Overall, I tend to find it difficult for movies and TV series to capture the reality of someone’s life within a couple of hours or even a couple of seasons.
This is primarily because a story has to be told about said person’s life that is going to be captivating enough to hold the audience’s attention and satisfy their quench for solid entertainment.
I believe that this is a factor that both helps and hurts the latest biopic to hit movie theaters about epic fantasy writer, Master J.R.R. Tolkien (- of The Lord of the Rings and The Hobbit’s fame.)
Tolkien (pronounced Tol-keen -as is annunciated out in the film) is a good yet wavering biographical film that falls short of being an epic biopic film in the likes of Malcolm X, Walk the Line, or Hidden Figures.
This is because of an inherent difficulty that was posed to the creators from the inception of the project.
Tolkien is an author.
Although Master Tolkien lived a difficult life, having lost his mother at a young age and having survived WWI, it is the calm mundanity of his story that is the real catalyst of Tolkien’s genius.
That is not to say that his tumultuous times didn’t impact his art in any way shape or form.
The movie does an amazing job of portraying Tolkien’s relationship with his mother, who fueled his passion for mythologies and even influenced his handwriting associated with styles of Middle Earth.
The film; however, mainly focuses on two different aspects of his life: his romance with his wife Edith Bratt, and his Tea Room Club friends from his youth.
I deem this to be problematic in the film for two reasons.
First, the stories are competing story lines that barely interact with each other and provide conflicting tones in the film.

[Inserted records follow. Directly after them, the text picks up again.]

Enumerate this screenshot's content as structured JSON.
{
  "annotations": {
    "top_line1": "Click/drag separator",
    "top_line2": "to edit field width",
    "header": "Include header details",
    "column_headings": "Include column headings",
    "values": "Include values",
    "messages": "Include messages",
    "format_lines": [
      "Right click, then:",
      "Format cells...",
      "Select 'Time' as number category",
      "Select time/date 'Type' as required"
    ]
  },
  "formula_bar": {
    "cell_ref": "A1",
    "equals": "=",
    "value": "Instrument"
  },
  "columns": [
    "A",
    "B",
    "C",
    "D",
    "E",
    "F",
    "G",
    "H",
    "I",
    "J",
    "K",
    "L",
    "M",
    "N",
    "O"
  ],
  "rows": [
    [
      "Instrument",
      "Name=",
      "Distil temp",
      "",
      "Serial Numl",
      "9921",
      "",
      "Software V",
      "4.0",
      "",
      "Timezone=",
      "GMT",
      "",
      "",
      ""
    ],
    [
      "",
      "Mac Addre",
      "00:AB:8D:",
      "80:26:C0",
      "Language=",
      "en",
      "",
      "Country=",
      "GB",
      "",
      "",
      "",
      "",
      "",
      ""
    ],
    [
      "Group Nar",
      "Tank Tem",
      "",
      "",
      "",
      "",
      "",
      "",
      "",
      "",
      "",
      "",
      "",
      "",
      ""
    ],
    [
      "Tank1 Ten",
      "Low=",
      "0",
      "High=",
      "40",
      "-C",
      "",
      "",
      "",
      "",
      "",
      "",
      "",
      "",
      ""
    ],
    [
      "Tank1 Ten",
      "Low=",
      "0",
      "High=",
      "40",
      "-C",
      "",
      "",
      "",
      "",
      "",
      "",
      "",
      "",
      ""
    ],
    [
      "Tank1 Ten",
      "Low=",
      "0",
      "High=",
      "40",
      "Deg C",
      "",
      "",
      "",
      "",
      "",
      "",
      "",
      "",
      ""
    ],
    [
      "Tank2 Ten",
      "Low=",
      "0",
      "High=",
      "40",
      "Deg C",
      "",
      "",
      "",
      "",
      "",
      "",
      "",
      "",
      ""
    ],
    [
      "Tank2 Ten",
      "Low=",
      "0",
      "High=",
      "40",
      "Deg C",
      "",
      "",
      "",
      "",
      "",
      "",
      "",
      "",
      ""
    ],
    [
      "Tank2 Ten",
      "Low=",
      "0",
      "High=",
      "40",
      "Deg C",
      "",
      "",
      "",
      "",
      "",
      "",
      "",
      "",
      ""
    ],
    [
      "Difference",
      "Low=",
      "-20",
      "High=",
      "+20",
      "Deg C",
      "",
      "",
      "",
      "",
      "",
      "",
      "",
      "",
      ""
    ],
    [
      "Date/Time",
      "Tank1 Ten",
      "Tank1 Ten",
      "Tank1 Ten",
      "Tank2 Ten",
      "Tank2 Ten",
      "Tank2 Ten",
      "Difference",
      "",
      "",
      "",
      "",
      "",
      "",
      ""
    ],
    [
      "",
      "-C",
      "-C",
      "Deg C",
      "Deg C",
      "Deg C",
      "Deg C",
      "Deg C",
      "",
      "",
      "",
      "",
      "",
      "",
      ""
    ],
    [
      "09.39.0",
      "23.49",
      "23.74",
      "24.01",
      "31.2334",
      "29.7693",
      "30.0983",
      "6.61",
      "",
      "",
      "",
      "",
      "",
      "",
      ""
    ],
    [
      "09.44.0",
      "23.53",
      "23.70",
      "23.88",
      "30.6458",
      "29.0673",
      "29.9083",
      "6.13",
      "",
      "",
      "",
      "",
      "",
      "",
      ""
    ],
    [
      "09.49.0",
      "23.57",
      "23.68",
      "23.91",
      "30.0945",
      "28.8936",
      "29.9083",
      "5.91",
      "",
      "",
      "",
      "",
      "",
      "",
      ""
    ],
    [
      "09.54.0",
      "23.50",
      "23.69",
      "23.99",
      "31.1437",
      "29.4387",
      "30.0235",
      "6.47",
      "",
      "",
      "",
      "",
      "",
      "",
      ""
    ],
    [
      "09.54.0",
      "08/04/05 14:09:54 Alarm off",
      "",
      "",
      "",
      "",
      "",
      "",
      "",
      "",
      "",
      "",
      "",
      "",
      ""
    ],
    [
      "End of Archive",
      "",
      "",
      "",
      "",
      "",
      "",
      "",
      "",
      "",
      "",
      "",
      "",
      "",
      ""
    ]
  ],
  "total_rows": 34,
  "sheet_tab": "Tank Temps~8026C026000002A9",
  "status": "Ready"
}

Rather than survey the life and accomplishments of the master author, Gleeson and Beresford’s script focused on the developmental aspects of his youth, forcing the screen time to be shared between his interactions with his friends and Edith.
Each story line provides different tones of what’s going with the characters. Every time Tolkien is with his friends, there is a lighthearted comedic quality that is expressed with witty banter and a random dance sequence.
With Edith, we see various emotions coming from Tolkien, ranging from love to jealousy. Keep in mind that this is also done with a framing device of Tolkien in trench warfare getting feverish during terrible attacks (as almost a commentary on war), which culminates in reuniting with Edith.
It’s almost as if there are different personalities in this film…..
My second issue with the movie is that it glances over the humdrum of his daily life.
Remember, Tolkien was a writer, philologist, and professor. He read and wrote a lot, creating languages and composing the most insane details that you could possibly come up with in world building. (The man literally created his own measurements – like the metric system- for Middle Earth)
That is what is appealing about Tolkien. It’s his attention to detail and absolute devotion to his craft, along with the fact that he was able to hold a full-time job and raise a family, all with a pipe and a curious smile on his face.
Tolkien was widely devoted to his work. He drew phenomenal maps – both geographic and contours maps (which also serve as fantastic art pieces) for each of his different stories, wrote intricate genealogical lists and histories, and created languages with legitimate grammatical rules for different species within Middle Earth.
He also infamously fought with his publishers over the books being split into three smaller novels, as well as the design of his book covers.
Not to mention that he also had a life changing friendship with CS Lewis.
All these interesting factoids are completely skipped over in the film, as it ends with Tolkien returning home and acclimating back into his life, all while reconnecting and eventually marrying Edith.
This, of course, is very difficult to film, which could explain why they focused on Tolkien’s friendships and love life rather than him at the peak of his literary career. Granted, who wants to watch someone type and read for an hour and a half straight.
To counter that, the director, Karukoski, could have explored these moments with some imagination and intrigue, using abstract imagery and surreal experiences as a counter to filming a period piece undertone in the film.
However, the movie is still worth a watch.
The cinematography and visuals are well done also.
The movie uses a framing device of Tolkien in the trenches of WW1 for about 75% of the film, which had the most vivacious visuals.
Here, his military guide Sam (reference guys!) is trying to guide a feverish Tolkien out if the trench during gas attacks. Every time there is a gas mask, a visual reminiscent of the Nazgul appears on the battlefield. This is about the most surreal that the movie gets.
Imagery of a knight in shining armor, reminiscent of Aragorn or Isildur, also makes an appearance.
Overall, the movie is decent enough to watch and will definitely inspire hardcore Tolkien fans to pick up a book or pen, but not the three part biopic that it could have possibly been.
Grade: B –